Aim of the task:
Everything in the listing should be copied exactly, save for the pictures.

Available data:
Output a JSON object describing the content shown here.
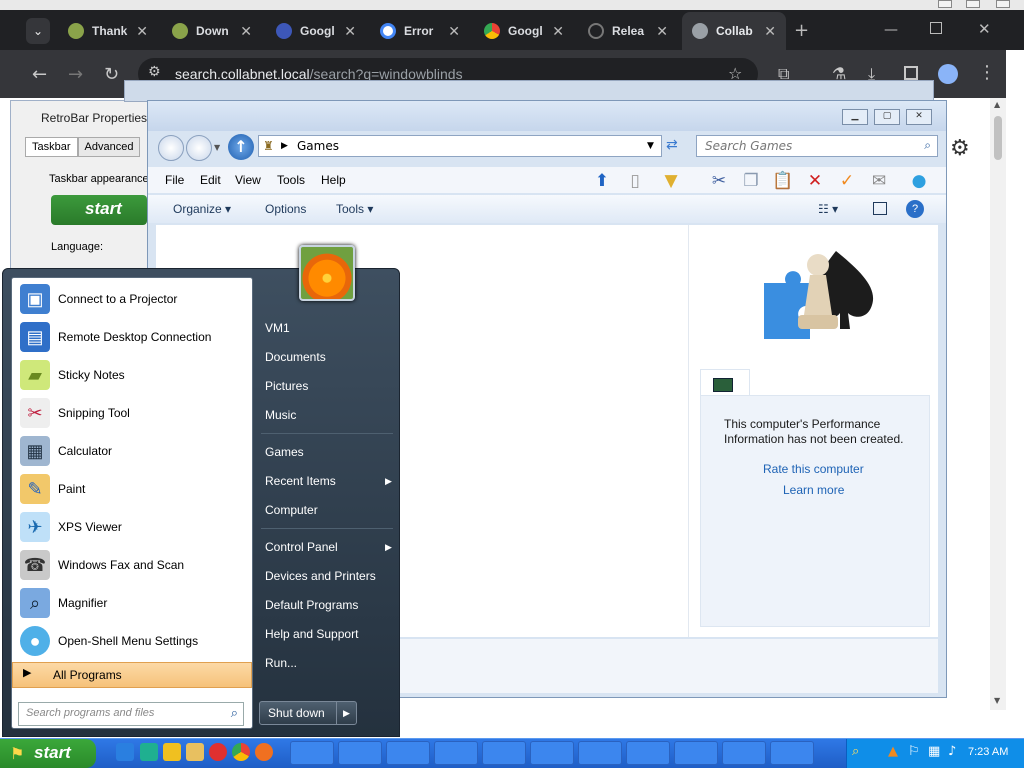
{
  "chrome": {
    "tabs": [
      {
        "label": "Thank",
        "color": "#8aa34a"
      },
      {
        "label": "Down",
        "color": "#8aa34a"
      },
      {
        "label": "Googl",
        "color": "#3d57b8"
      },
      {
        "label": "Error",
        "color": "#4285f4"
      },
      {
        "label": "Googl",
        "color": "#34a853"
      },
      {
        "label": "Relea",
        "color": "#202124"
      },
      {
        "label": "Collab",
        "color": "#9aa0a6"
      }
    ],
    "url_host": "search.collabnet.local",
    "url_path": "/search?q=windowblinds",
    "new_tab": "+",
    "close_tab": "✕"
  },
  "retrobar": {
    "title": "RetroBar Properties",
    "tabs": [
      "Taskbar",
      "Advanced"
    ],
    "appearance_label": "Taskbar appearance",
    "start_label": "start",
    "language_label": "Language:"
  },
  "explorer": {
    "address": "Games",
    "search_placeholder": "Search Games",
    "menu": [
      "File",
      "Edit",
      "View",
      "Tools",
      "Help"
    ],
    "commands": {
      "organize": "Organize",
      "options": "Options",
      "tools": "Tools"
    },
    "perf_text": "This computer's Performance Information has not been created.",
    "rate_link": "Rate this computer",
    "learn_link": "Learn more"
  },
  "startmenu": {
    "programs": [
      {
        "label": "Connect to a Projector",
        "icon": "projector-icon",
        "color": "#3f7fd0"
      },
      {
        "label": "Remote Desktop Connection",
        "icon": "remote-desktop-icon",
        "color": "#2f6fc8"
      },
      {
        "label": "Sticky Notes",
        "icon": "sticky-notes-icon",
        "color": "#cfe87a"
      },
      {
        "label": "Snipping Tool",
        "icon": "scissors-icon",
        "color": "#e8e8e8"
      },
      {
        "label": "Calculator",
        "icon": "calculator-icon",
        "color": "#9fb6d0"
      },
      {
        "label": "Paint",
        "icon": "paint-icon",
        "color": "#f2c86a"
      },
      {
        "label": "XPS Viewer",
        "icon": "xps-icon",
        "color": "#bfe0f8"
      },
      {
        "label": "Windows Fax and Scan",
        "icon": "fax-icon",
        "color": "#c9c9c9"
      },
      {
        "label": "Magnifier",
        "icon": "magnifier-icon",
        "color": "#7aa9e0"
      },
      {
        "label": "Open-Shell Menu Settings",
        "icon": "shell-icon",
        "color": "#4fb0e8"
      }
    ],
    "all_programs": "All Programs",
    "search_placeholder": "Search programs and files",
    "right_group1": [
      "VM1",
      "Documents",
      "Pictures",
      "Music"
    ],
    "right_group2": [
      "Games",
      "Recent Items",
      "Computer"
    ],
    "right_group3": [
      "Control Panel",
      "Devices and Printers",
      "Default Programs",
      "Help and Support",
      "Run..."
    ],
    "shutdown": "Shut down"
  },
  "taskbar": {
    "start_label": "start",
    "clock": "7:23 AM"
  }
}
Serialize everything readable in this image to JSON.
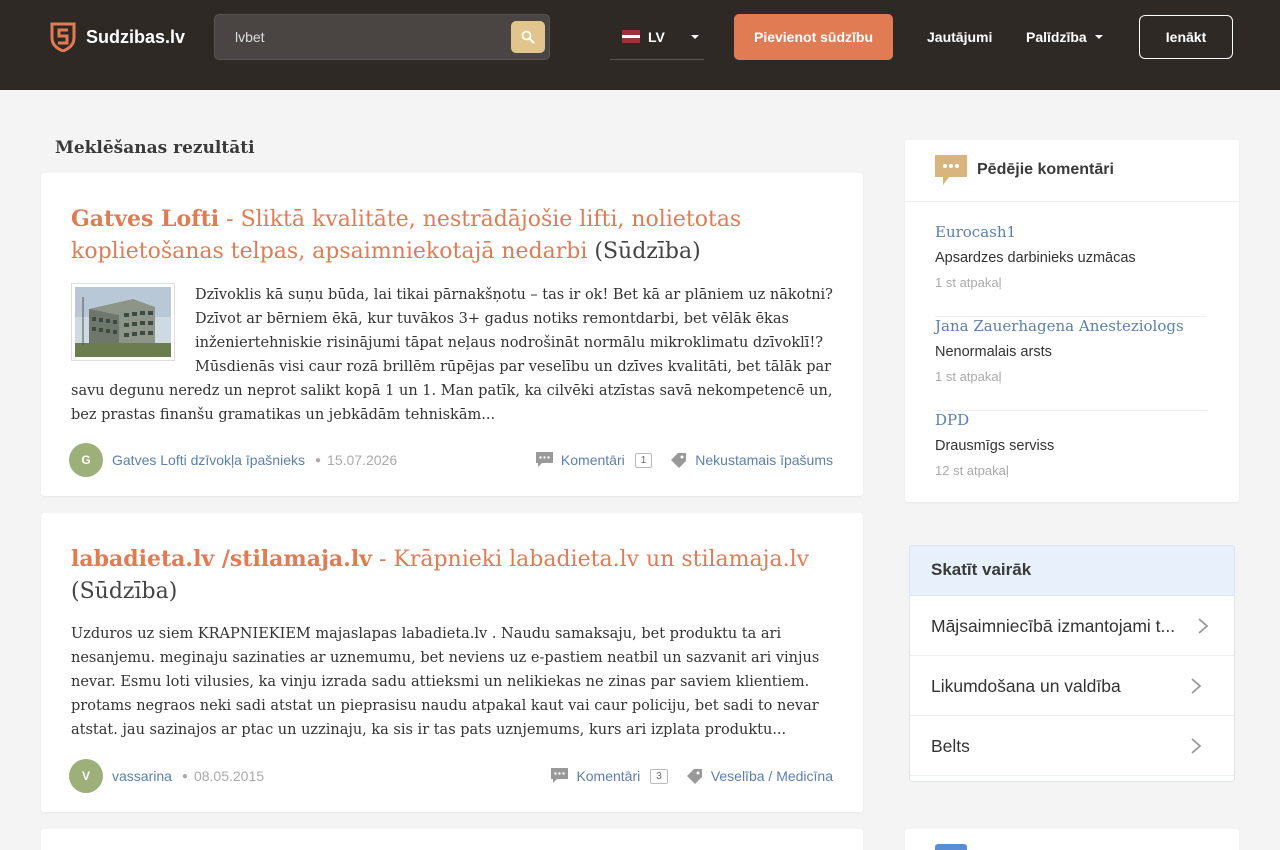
{
  "header": {
    "logo_text": "Sudzibas.lv",
    "search": {
      "value": "lvbet",
      "placeholder": ""
    },
    "language": "LV",
    "add_complaint_label": "Pievienot sūdzību",
    "nav": {
      "questions": "Jautājumi",
      "help": "Palīdzība"
    },
    "login_label": "Ienākt",
    "colors": {
      "bar": "#2f2926",
      "accent": "#e07b53",
      "search_button": "#e2c48d"
    }
  },
  "main": {
    "section_title": "Meklēšanas rezultāti",
    "results": [
      {
        "company": "Gatves Lofti",
        "title": " - Sliktā kvalitāte, nestrādājošie lifti, nolietotas koplietošanas telpas, apsaimniekotajā nedarbi",
        "type": " (Sūdzība)",
        "excerpt": "Dzīvoklis kā suņu būda, lai tikai pārnakšņotu – tas ir ok! Bet kā ar plāniem uz nākotni? Dzīvot ar bērniem ēkā, kur tuvākos 3+ gadus notiks remontdarbi, bet vēlāk ēkas inženiertehniskie risinājumi tāpat neļaus nodrošināt normālu mikroklimatu dzīvoklī!? Mūsdienās visi caur rozā brillēm rūpējas par veselību un dzīves kvalitāti, bet tālāk par savu degunu neredz un neprot salikt kopā 1 un 1. Man patīk, ka cilvēki atzīstas savā nekompetencē un, bez prastas finanšu gramatikas un jebkādām tehniskām...",
        "avatar_letter": "G",
        "author": "Gatves Lofti dzīvokļa īpašnieks",
        "date": "15.07.2026",
        "comments_label": "Komentāri",
        "comments_count": "1",
        "category": "Nekustamais īpašums"
      },
      {
        "company": "labadieta.lv /stilamaja.lv",
        "title": " - Krāpnieki labadieta.lv un stilamaja.lv",
        "type": " (Sūdzība)",
        "excerpt": "Uzduros uz siem KRAPNIEKIEM majaslapas labadieta.lv . Naudu samaksaju, bet produktu ta ari nesanjemu. meginaju sazinaties ar uznemumu, bet neviens uz e-pastiem neatbil un sazvanit ari vinjus nevar. Esmu loti vilusies, ka vinju izrada sadu attieksmi un nelikiekas ne zinas par saviem klientiem. protams negraos neki sadi atstat un pieprasisu naudu atpakal kaut vai caur policiju, bet sadi to nevar atstat. jau sazinajos ar ptac un uzzinaju, ka sis ir tas pats uznjemums, kurs ari izplata produktu...",
        "avatar_letter": "V",
        "author": "vassarina",
        "date": "08.05.2015",
        "comments_label": "Komentāri",
        "comments_count": "3",
        "category": "Veselība / Medicīna"
      }
    ]
  },
  "sidebar": {
    "recent_comments_title": "Pēdējie komentāri",
    "recent_comments": [
      {
        "author": "Eurocash1",
        "text": "Apsardzes darbinieks uzmācas",
        "time": "1 st atpakaļ"
      },
      {
        "author": "Jana Zauerhagena Anesteziologs",
        "text": "Nenormalais arsts",
        "time": "1 st atpakaļ"
      },
      {
        "author": "DPD",
        "text": "Drausmīgs serviss",
        "time": "12 st atpakaļ"
      }
    ],
    "see_more_title": "Skatīt vairāk",
    "see_more_items": [
      "Mājsaimniecībā izmantojami t...",
      "Likumdošana un valdība",
      "Belts"
    ]
  },
  "icons": {
    "logo": "shield-s-icon",
    "search": "magnifier-icon",
    "comments": "speech-bubble-icon",
    "tag": "tag-icon",
    "chevron": "chevron-right-icon"
  }
}
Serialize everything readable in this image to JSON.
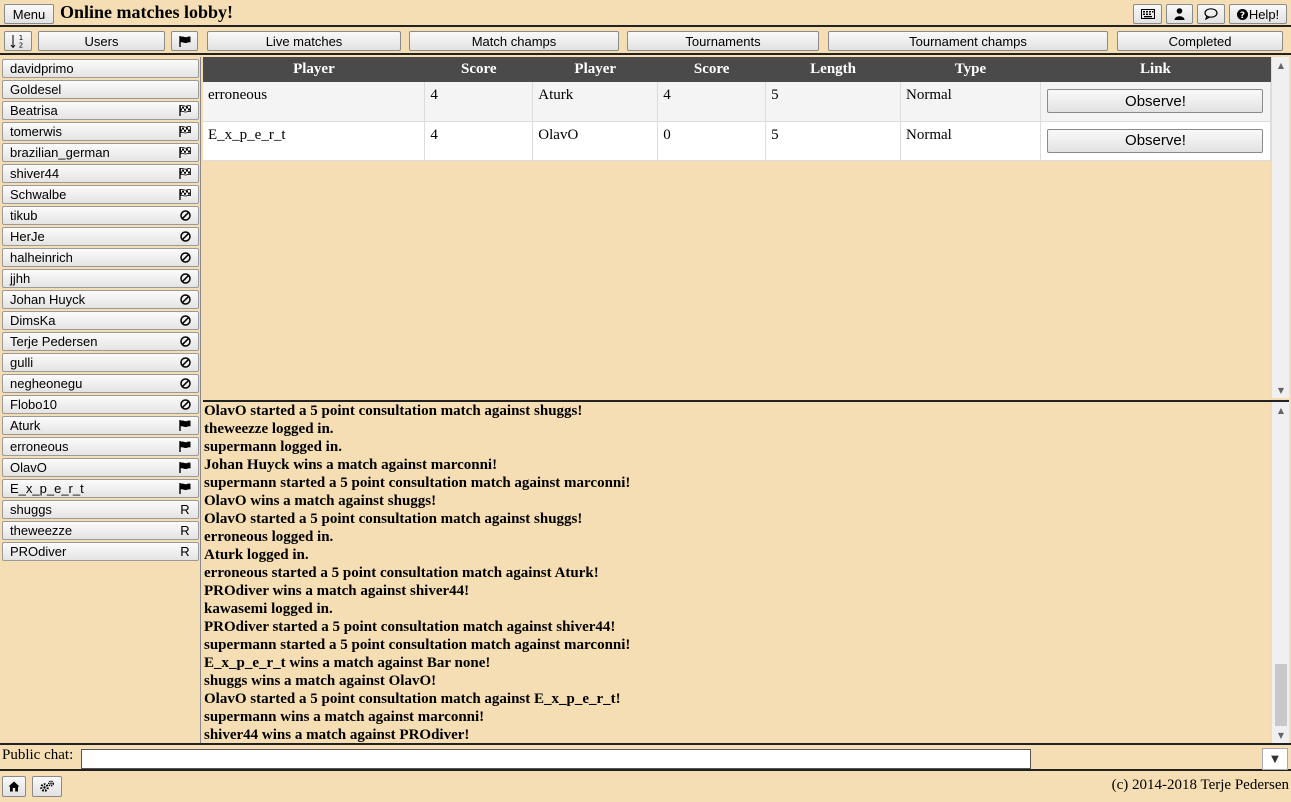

Output for this exercise:
Output a JSON object describing the content shown here.
{
  "chrome": {
    "tabs": [
      {
        "label": "Thank",
        "color": "#8aa34a"
      },
      {
        "label": "Down",
        "color": "#8aa34a"
      },
      {
        "label": "Googl",
        "color": "#3d57b8"
      },
      {
        "label": "Error",
        "color": "#4285f4"
      },
      {
        "label": "Googl",
        "color": "#34a853"
      },
      {
        "label": "Relea",
        "color": "#202124"
      },
      {
        "label": "Collab",
        "color": "#9aa0a6"
      }
    ],
    "url_host": "search.collabnet.local",
    "url_path": "/search?q=windowblinds",
    "new_tab": "+",
    "close_tab": "✕"
  },
  "retrobar": {
    "title": "RetroBar Properties",
    "tabs": [
      "Taskbar",
      "Advanced"
    ],
    "appearance_label": "Taskbar appearance",
    "start_label": "start",
    "language_label": "Language:"
  },
  "explorer": {
    "address": "Games",
    "search_placeholder": "Search Games",
    "menu": [
      "File",
      "Edit",
      "View",
      "Tools",
      "Help"
    ],
    "commands": {
      "organize": "Organize",
      "options": "Options",
      "tools": "Tools"
    },
    "perf_text": "This computer's Performance Information has not been created.",
    "rate_link": "Rate this computer",
    "learn_link": "Learn more"
  },
  "startmenu": {
    "programs": [
      {
        "label": "Connect to a Projector",
        "icon": "projector-icon",
        "color": "#3f7fd0"
      },
      {
        "label": "Remote Desktop Connection",
        "icon": "remote-desktop-icon",
        "color": "#2f6fc8"
      },
      {
        "label": "Sticky Notes",
        "icon": "sticky-notes-icon",
        "color": "#cfe87a"
      },
      {
        "label": "Snipping Tool",
        "icon": "scissors-icon",
        "color": "#e8e8e8"
      },
      {
        "label": "Calculator",
        "icon": "calculator-icon",
        "color": "#9fb6d0"
      },
      {
        "label": "Paint",
        "icon": "paint-icon",
        "color": "#f2c86a"
      },
      {
        "label": "XPS Viewer",
        "icon": "xps-icon",
        "color": "#bfe0f8"
      },
      {
        "label": "Windows Fax and Scan",
        "icon": "fax-icon",
        "color": "#c9c9c9"
      },
      {
        "label": "Magnifier",
        "icon": "magnifier-icon",
        "color": "#7aa9e0"
      },
      {
        "label": "Open-Shell Menu Settings",
        "icon": "shell-icon",
        "color": "#4fb0e8"
      }
    ],
    "all_programs": "All Programs",
    "search_placeholder": "Search programs and files",
    "right_group1": [
      "VM1",
      "Documents",
      "Pictures",
      "Music"
    ],
    "right_group2": [
      "Games",
      "Recent Items",
      "Computer"
    ],
    "right_group3": [
      "Control Panel",
      "Devices and Printers",
      "Default Programs",
      "Help and Support",
      "Run..."
    ],
    "shutdown": "Shut down"
  },
  "taskbar": {
    "start_label": "start",
    "clock": "7:23 AM"
  }
}
Serialize everything readable in this image to JSON.
{
  "header": {
    "logo_text": "Sudzibas.lv",
    "search": {
      "value": "lvbet",
      "placeholder": ""
    },
    "language": "LV",
    "add_complaint_label": "Pievienot sūdzību",
    "nav": {
      "questions": "Jautājumi",
      "help": "Palīdzība"
    },
    "login_label": "Ienākt",
    "colors": {
      "bar": "#2f2926",
      "accent": "#e07b53",
      "search_button": "#e2c48d"
    }
  },
  "main": {
    "section_title": "Meklēšanas rezultāti",
    "results": [
      {
        "company": "Gatves Lofti",
        "title": " - Sliktā kvalitāte, nestrādājošie lifti, nolietotas koplietošanas telpas, apsaimniekotajā nedarbi",
        "type": " (Sūdzība)",
        "excerpt": "Dzīvoklis kā suņu būda, lai tikai pārnakšņotu – tas ir ok! Bet kā ar plāniem uz nākotni? Dzīvot ar bērniem ēkā, kur tuvākos 3+ gadus notiks remontdarbi, bet vēlāk ēkas inženiertehniskie risinājumi tāpat neļaus nodrošināt normālu mikroklimatu dzīvoklī!? Mūsdienās visi caur rozā brillēm rūpējas par veselību un dzīves kvalitāti, bet tālāk par savu degunu neredz un neprot salikt kopā 1 un 1. Man patīk, ka cilvēki atzīstas savā nekompetencē un, bez prastas finanšu gramatikas un jebkādām tehniskām...",
        "avatar_letter": "G",
        "author": "Gatves Lofti dzīvokļa īpašnieks",
        "date": "15.07.2026",
        "comments_label": "Komentāri",
        "comments_count": "1",
        "category": "Nekustamais īpašums"
      },
      {
        "company": "labadieta.lv /stilamaja.lv",
        "title": " - Krāpnieki labadieta.lv un stilamaja.lv",
        "type": " (Sūdzība)",
        "excerpt": "Uzduros uz siem KRAPNIEKIEM majaslapas labadieta.lv . Naudu samaksaju, bet produktu ta ari nesanjemu. meginaju sazinaties ar uznemumu, bet neviens uz e-pastiem neatbil un sazvanit ari vinjus nevar. Esmu loti vilusies, ka vinju izrada sadu attieksmi un nelikiekas ne zinas par saviem klientiem. protams negraos neki sadi atstat un pieprasisu naudu atpakal kaut vai caur policiju, bet sadi to nevar atstat. jau sazinajos ar ptac un uzzinaju, ka sis ir tas pats uznjemums, kurs ari izplata produktu...",
        "avatar_letter": "V",
        "author": "vassarina",
        "date": "08.05.2015",
        "comments_label": "Komentāri",
        "comments_count": "3",
        "category": "Veselība / Medicīna"
      }
    ]
  },
  "sidebar": {
    "recent_comments_title": "Pēdējie komentāri",
    "recent_comments": [
      {
        "author": "Eurocash1",
        "text": "Apsardzes darbinieks uzmācas",
        "time": "1 st atpakaļ"
      },
      {
        "author": "Jana Zauerhagena Anesteziologs",
        "text": "Nenormalais arsts",
        "time": "1 st atpakaļ"
      },
      {
        "author": "DPD",
        "text": "Drausmīgs serviss",
        "time": "12 st atpakaļ"
      }
    ],
    "see_more_title": "Skatīt vairāk",
    "see_more_items": [
      "Mājsaimniecībā izmantojami t...",
      "Likumdošana un valdība",
      "Belts"
    ]
  },
  "icons": {
    "logo": "shield-s-icon",
    "search": "magnifier-icon",
    "comments": "speech-bubble-icon",
    "tag": "tag-icon",
    "chevron": "chevron-right-icon"
  }
}
Serialize everything readable in this image to JSON.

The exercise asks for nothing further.